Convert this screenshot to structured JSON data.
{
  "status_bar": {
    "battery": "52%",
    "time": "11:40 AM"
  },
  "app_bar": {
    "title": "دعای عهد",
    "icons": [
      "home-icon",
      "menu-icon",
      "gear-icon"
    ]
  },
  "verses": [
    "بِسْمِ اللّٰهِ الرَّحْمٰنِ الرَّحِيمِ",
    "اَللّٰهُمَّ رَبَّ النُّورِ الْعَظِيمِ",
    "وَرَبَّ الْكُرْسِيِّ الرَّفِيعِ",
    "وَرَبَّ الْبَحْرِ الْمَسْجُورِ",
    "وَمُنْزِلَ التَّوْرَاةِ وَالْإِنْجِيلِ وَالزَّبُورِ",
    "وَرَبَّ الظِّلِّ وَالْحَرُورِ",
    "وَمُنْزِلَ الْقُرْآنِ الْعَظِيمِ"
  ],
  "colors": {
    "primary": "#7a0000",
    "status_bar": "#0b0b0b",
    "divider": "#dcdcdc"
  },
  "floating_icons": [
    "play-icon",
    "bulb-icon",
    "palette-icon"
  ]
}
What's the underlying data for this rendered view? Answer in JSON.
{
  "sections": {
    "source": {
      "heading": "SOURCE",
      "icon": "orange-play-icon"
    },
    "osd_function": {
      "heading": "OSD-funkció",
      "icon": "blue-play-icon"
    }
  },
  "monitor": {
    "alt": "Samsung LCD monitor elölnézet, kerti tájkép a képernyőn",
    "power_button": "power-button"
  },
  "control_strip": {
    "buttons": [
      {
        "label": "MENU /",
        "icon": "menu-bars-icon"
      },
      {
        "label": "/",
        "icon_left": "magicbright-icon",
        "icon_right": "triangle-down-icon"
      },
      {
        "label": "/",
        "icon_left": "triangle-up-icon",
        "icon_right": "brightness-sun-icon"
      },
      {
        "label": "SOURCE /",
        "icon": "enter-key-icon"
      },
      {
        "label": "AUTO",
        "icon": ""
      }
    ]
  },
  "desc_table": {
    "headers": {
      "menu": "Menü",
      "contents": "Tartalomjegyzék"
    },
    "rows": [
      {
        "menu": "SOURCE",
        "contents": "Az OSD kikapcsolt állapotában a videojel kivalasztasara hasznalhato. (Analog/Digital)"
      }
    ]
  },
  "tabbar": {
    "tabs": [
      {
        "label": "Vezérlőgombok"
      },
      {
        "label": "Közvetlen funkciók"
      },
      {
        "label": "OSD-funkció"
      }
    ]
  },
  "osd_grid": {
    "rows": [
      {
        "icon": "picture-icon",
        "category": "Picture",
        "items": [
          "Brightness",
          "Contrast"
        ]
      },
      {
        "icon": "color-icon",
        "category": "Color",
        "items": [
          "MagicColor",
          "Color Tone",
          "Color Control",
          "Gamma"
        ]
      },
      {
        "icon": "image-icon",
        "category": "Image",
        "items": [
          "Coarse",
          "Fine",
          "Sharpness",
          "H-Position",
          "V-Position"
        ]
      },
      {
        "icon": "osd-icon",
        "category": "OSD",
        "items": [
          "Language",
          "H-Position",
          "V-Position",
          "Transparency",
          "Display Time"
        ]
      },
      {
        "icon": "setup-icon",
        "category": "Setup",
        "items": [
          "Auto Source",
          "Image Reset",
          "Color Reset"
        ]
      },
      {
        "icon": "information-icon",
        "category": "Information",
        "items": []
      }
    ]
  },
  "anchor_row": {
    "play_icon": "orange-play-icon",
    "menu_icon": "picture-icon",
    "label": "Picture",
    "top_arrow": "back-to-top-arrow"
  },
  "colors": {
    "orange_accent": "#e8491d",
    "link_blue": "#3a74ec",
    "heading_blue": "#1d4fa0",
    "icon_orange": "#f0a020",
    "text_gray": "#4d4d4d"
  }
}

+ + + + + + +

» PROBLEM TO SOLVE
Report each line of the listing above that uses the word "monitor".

» RESULT OF THIS EXERCISE
  "monitor": {
    "alt": "Samsung LCD monitor elölnézet, kerti tájkép a képernyőn",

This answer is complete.